Trade Secrets!

Where's the best spot for your strap button?

Issue 55 February 21, 2008

Where to put a guitar strap button?
Is there a best spot?

“Where do you want
your strap button?”

It’s a common question in any repair shop. Let’s look at the pros and cons before you drill that hole...

Dan Erlewine's signature Dan Erlewine, February 21, 2008
Photo: Dan Erlewine
Okay, you’ve already put one strap button on the tail end of the guitar. At the neck end, there are about five options:

Five strap button locations
Position #1 is a popular spot: on the back near the heel cap, like on a Gibson semi-hollowbody.

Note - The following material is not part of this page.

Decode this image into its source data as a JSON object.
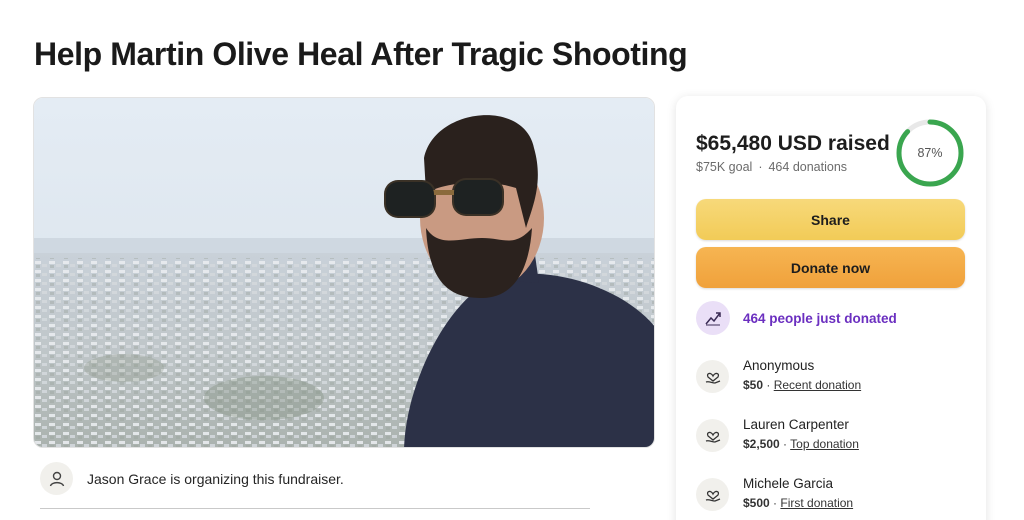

Position #2. Some folks place it right on the heel cap itself. Strap buttons in these spots 1 and 2 feel natural to electric players, but they allow the guitar to tip forward while playing. Also, when the guitar goes in the case, its weight will rest on the button, so I’d want deeply padded plush to support it in the case.

I like position #3 on the guitar’s side near the neck heel, because the guitar hangs comfortably, balances well, and doesn’t fall forward. And the strap’s out of the way of your fretting hand. If the neck block is wide enough, all you do is drill a hole and screw on the button. I install it centered on the side, about 5/8" out from the heel.

Drilling the guitar's side
Screwing into the guitar's support block
When the neck block's not wide enough, I glue a reinforcement block inside, where the side and neck block meet.

Carefully drill the hole through the side as shown with my see-through demo guitar. Then put glue on the block and use the button screw itself as a clamp while it dries. I use Franklin's Titebond for this type of job because it's strong and cleanup is easy.

Modern acoustics often have lag bolts fastening the neck to the body, so check inside before drilling to make sure you’re not going to hit metal hardware.

TiteBond Glue
TiteBond Glue
Strap button positions on the guitar neck

Use a felt washer under the strap button
Position #4 is also good, right on the heel of the neck itself.

Position #5 is the most popular choice among my customers. With the strap wrapping down under the heel, you'll like the way it pulls the guitar toward you. Surprisingly enough, it isn’t much in the way of your fretting hand either.

For a heel mount, use a strap button felt washer to avoid blistering the finish where the flat strap button meets the curve of the heel.
What about tying the strap to the peghead?
Don’t do it.
You don’t want that kind of strain pulling at the neck that you’ve so nicely adjusted the action on.
Guitar Player Repair Guide (old edition) It’s finally ready: the new
Guitar Player Repair Guide!

I’ve been gathering notes in my old copy for the past 14 years. All that info is now in the new 3rd Edition with a free DVD included.

Dan Erlewine's signature
Guitar Player Repair Guide, 3rd Edition
Strap button drill and tap set
Variety of strap buttons
Use the right drill size.
The bit should be comfortably larger than the core of the screw, leaving just the tips of the threads to cut into the wood. Use this photo as a guide: this is StewMac’s strap button bit and tap set. The bit and tap are shown overlapped in the middle, showing how your drill size should relate to the screw. This drill and tap set is what I use, so I don't have to hunt or guess at sizing. It's a good fit for all of these strap buttons: the Gripper, a traditional button, the Lockstrap System, Dunlop’s Straplok, and a pretty snakewood button.
Strap Button Bit and Tap Set
Button installed on neck plate
Here's a trick that I learned from a customer — installing a strap button on the neck plate of a bolt-on guitar!

Dan Erlewine's signature
Traditional Strap Buttons
Traditional Strap Buttons